The case dealt with whether a warrant discovered after an illegal stop makes the stop legitimate. Additionally, if a warrant is found, anything discovered after the stop, like drugs, can be used against an individual in court.

The Fourth Amendment is supposed to protect citizens against unreasonable search and seizures from the government. Additionally, anything discovered after an illegal search is not admissible in court as evidence. The ruling is not only bad for the Fourth Amendment, but also for minority communities.

For example, data compiled by the New York Civil Liberties Union (NYCLU) found that, in 2015, New Yorkers were “stopped and frisked” by the police 22,939 times. Of those searched, 18,353 (80%) were totally innocent,12,223 (54%) were black, and 6,598 (29%) were Latino.

Sotomayor, a Latina-American born and raised in New York, offers a personal perspective on the effect of unreasonable searches on minority communities: “For generations, black and brown parents have given their children ‘the talk’— instructing them never to run down the street; always keep your hands where they can be seen; do not even think of talking back to a stranger—all out of fear of how an officer with a gun will react to them.”

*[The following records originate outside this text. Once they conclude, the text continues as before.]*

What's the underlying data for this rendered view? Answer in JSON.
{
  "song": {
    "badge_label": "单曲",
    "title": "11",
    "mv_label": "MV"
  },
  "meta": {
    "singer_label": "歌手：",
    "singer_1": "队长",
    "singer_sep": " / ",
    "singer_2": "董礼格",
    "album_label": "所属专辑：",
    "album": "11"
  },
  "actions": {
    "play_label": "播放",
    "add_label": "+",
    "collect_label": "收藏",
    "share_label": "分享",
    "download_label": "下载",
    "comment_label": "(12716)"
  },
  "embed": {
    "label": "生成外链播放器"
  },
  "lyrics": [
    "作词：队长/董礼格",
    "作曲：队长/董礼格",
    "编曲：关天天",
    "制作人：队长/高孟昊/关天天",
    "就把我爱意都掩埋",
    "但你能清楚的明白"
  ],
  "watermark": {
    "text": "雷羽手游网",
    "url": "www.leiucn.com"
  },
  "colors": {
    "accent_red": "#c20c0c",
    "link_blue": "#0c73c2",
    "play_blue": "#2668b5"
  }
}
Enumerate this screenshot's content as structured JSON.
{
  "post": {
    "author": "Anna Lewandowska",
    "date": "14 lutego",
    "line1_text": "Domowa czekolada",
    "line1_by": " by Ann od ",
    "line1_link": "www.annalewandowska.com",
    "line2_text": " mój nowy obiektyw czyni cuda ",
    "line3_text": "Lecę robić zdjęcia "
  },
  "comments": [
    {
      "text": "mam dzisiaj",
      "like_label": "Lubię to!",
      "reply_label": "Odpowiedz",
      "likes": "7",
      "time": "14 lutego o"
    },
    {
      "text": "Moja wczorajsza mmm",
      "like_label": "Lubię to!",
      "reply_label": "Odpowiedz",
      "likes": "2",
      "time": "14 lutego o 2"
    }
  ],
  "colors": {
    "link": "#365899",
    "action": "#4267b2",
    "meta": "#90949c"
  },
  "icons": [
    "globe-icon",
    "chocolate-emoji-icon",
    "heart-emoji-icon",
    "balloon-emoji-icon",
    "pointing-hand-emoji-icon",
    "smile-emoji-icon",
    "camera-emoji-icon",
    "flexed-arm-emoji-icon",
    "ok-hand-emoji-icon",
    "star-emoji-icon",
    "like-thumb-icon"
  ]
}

Over criminalization disproportionately affects the colored community, and Sotomayor takes it head on. Ceding more of the Fourth Amendment to the police is not good for police or citizens of any color. It will make both police and citizens suspicious of each other, which will only further divide them.